Managing director Michael Hope confirmed last week the company was planning to redesign the planned facility as part of a ''rethink around the budget'' over winter.
That should see the cost of construction lowered, although Mr Hope would not say how much the company now expected to spend.
However, with consents already granted, he remained confident the facility would still open later this year.
''There's another three months of winter and if we can get in and under way, we're looking at keeping it fairly simple, so we're still looking at the end of this year.''
The funeral directors were granted consent in April last year to establish and operate the crematorium on a 1ha block in an industrial zone off Dukes Rd North.
The original plans include a 240sq m building to house a cremator, an administration and staff area, a lobby, toilets and a processing and storage room, and five parking spaces outside.
The company initially hoped to have the facility open by February this year but the timeline proved to be probably ''a bit ambitious'', Mr Hope said at the time.
The Dunedin City Council has also confirmed it is considering leasing its own Andersons Bay Crematorium to a private operator, in response to the emergence of private competition.

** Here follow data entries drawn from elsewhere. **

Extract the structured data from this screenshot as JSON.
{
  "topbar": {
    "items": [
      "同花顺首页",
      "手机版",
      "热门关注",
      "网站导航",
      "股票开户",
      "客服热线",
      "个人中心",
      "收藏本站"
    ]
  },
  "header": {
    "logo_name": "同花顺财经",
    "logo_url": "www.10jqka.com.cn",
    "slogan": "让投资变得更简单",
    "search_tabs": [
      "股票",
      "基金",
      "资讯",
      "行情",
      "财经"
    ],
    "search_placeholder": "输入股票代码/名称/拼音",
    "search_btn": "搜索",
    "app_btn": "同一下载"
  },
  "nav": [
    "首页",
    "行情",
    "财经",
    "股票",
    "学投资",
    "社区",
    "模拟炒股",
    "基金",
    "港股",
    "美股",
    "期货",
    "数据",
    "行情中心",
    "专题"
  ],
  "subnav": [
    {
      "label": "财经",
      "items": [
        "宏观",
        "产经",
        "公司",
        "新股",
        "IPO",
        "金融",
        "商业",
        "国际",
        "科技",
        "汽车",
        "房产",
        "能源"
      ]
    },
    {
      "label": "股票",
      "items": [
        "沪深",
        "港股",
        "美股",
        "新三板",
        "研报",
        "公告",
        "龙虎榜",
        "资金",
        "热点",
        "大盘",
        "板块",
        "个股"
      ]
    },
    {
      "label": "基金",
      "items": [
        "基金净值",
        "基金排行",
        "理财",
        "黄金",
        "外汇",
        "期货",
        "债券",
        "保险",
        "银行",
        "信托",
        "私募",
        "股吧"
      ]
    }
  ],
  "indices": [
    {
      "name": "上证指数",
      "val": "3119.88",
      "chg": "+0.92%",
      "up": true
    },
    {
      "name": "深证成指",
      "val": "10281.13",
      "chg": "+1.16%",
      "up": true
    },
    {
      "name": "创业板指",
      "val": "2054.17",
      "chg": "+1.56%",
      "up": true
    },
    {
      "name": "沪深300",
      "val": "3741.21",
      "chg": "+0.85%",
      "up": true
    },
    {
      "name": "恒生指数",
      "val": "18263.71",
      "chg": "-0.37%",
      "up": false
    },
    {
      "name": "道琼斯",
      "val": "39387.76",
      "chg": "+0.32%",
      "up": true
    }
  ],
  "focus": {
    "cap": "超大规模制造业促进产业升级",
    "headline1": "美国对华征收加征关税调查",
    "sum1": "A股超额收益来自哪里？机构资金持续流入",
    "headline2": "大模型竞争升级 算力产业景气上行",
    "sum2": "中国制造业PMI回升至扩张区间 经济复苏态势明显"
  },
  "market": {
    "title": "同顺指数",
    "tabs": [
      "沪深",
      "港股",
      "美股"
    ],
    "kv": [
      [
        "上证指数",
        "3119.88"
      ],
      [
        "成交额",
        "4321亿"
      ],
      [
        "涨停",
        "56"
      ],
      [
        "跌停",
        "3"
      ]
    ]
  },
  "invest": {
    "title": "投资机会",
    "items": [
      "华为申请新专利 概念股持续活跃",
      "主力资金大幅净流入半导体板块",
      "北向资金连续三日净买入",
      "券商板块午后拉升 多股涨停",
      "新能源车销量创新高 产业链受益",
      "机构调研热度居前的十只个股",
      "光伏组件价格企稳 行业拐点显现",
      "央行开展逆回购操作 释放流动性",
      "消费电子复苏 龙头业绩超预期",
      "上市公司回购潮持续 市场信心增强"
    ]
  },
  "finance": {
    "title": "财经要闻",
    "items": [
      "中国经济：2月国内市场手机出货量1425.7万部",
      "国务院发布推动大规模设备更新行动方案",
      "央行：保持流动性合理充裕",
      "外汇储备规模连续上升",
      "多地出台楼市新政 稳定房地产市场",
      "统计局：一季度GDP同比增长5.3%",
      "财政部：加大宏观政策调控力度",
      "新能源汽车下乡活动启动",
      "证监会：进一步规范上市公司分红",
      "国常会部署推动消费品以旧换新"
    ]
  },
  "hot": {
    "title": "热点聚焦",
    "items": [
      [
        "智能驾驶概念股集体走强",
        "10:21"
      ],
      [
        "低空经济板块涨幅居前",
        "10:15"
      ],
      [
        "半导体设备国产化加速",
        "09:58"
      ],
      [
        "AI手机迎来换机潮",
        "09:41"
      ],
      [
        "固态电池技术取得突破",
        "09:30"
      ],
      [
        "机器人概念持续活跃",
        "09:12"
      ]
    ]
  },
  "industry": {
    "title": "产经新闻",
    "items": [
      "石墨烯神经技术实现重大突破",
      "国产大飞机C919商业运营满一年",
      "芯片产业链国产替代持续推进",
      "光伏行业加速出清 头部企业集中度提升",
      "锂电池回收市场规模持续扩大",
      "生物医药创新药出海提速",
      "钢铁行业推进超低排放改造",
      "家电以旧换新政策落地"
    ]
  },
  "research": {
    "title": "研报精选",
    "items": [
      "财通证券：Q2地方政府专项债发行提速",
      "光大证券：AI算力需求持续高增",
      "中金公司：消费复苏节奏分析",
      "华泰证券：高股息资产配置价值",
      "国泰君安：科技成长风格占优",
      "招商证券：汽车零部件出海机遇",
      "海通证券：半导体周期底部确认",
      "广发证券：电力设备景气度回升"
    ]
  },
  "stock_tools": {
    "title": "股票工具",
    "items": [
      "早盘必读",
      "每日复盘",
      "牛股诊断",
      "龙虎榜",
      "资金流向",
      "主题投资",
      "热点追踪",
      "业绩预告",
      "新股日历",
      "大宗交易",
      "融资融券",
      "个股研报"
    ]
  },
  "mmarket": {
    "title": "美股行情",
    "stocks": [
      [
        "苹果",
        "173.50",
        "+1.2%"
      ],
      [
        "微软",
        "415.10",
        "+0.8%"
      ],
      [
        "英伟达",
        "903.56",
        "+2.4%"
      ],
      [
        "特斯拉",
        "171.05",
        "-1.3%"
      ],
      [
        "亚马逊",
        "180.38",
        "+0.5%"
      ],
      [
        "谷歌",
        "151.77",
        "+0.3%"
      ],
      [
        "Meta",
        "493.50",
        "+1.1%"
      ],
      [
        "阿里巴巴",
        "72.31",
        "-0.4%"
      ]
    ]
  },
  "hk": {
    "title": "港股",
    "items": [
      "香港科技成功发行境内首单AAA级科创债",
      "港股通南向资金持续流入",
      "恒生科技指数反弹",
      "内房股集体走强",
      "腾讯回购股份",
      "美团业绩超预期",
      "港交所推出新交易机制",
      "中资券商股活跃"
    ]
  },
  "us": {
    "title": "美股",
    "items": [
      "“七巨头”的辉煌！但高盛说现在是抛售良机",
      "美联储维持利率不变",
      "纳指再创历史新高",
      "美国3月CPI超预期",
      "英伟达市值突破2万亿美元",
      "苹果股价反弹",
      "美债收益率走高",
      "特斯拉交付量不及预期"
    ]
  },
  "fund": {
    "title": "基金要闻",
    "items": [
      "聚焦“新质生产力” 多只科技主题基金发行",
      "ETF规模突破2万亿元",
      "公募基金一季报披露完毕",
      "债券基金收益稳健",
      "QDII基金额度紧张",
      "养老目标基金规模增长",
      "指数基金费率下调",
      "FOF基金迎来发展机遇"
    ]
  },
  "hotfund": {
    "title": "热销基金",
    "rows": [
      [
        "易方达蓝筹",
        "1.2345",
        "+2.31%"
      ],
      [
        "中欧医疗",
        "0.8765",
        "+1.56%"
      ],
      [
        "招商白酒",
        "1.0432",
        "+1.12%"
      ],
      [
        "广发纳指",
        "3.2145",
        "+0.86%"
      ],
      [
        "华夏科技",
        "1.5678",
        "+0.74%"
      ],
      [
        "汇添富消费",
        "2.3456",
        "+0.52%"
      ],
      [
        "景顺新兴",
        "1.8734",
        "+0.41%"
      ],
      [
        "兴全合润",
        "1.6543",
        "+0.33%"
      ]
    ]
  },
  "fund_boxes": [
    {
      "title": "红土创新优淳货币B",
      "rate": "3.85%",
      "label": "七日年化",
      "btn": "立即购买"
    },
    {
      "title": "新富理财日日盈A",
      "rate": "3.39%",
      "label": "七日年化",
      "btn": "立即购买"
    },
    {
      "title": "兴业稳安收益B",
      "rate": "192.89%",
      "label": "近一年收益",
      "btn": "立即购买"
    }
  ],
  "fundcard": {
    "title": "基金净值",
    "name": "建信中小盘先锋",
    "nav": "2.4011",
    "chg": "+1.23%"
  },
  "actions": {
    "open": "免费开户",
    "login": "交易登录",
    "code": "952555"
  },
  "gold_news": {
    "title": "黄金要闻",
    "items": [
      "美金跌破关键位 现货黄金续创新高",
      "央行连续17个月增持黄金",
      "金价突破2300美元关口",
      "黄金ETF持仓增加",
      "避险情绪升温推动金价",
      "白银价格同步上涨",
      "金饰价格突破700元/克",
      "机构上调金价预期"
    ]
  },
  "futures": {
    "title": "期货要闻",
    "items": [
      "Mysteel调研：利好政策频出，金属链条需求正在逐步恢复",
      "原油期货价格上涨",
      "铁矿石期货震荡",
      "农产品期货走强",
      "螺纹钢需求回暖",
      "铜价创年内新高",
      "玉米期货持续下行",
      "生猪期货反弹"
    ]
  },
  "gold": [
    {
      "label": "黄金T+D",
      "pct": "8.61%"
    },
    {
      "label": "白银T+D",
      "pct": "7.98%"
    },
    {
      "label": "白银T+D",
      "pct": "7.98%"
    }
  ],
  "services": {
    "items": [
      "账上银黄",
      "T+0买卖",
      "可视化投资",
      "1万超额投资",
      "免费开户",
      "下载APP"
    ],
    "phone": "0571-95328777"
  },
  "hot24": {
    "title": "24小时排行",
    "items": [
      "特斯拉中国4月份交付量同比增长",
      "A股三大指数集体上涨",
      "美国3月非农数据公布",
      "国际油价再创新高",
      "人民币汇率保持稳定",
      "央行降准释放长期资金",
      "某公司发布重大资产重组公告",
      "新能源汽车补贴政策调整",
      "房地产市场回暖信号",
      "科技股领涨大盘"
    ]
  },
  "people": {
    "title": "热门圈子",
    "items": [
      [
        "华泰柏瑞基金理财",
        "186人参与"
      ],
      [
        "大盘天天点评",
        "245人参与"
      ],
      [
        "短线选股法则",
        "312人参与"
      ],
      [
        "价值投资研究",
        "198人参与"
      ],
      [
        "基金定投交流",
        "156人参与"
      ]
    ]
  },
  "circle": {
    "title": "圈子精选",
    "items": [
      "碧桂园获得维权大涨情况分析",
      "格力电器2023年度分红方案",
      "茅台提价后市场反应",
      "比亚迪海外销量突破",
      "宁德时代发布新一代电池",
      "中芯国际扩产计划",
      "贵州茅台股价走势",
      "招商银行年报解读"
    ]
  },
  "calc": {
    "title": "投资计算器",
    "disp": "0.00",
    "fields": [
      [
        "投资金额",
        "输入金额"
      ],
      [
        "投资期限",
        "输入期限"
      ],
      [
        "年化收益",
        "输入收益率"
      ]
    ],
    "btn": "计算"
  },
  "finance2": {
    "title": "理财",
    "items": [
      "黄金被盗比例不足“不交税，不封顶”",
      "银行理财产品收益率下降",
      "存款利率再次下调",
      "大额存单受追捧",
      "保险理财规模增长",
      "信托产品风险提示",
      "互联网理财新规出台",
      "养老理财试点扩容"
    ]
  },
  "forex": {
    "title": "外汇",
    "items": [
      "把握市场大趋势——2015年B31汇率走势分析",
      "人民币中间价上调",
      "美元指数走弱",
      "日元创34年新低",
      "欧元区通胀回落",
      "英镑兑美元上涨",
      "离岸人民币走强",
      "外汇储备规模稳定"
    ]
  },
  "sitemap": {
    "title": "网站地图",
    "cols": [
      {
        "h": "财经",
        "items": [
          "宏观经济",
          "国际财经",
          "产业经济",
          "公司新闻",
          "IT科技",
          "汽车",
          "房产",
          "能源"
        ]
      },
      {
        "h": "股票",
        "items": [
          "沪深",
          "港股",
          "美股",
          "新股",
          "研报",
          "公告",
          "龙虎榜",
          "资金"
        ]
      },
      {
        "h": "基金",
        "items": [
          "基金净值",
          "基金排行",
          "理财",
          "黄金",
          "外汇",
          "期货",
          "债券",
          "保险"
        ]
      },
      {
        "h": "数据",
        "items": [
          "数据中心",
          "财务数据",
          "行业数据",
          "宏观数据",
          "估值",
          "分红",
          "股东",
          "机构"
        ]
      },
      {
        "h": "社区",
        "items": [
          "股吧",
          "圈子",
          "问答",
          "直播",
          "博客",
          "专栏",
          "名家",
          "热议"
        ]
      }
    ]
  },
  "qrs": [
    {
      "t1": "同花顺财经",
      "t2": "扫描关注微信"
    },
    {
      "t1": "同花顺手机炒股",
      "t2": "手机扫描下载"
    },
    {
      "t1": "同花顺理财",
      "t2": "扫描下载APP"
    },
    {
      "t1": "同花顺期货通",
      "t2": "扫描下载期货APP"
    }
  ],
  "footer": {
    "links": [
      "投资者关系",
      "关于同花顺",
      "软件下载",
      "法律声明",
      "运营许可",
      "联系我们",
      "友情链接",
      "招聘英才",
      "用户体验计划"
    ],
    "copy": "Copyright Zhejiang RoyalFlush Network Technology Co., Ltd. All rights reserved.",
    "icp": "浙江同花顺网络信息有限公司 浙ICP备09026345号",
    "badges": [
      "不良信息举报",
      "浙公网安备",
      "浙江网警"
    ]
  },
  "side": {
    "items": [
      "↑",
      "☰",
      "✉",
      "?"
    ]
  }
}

Hope and Sons' facility is expected to cut revenue at the council's facility by up to 50%, creating a drain on ratepayers, council staff have warned.
Leasing it was part of a move towards ''getting out of the cremations business'' that could eventually see the facility sold, council parks, recreation and aquatics group manager Mick Reece said.
Councillors had considered selling the facility in 2012, and considered its future again during a non-public part of last week's finance committee meeting.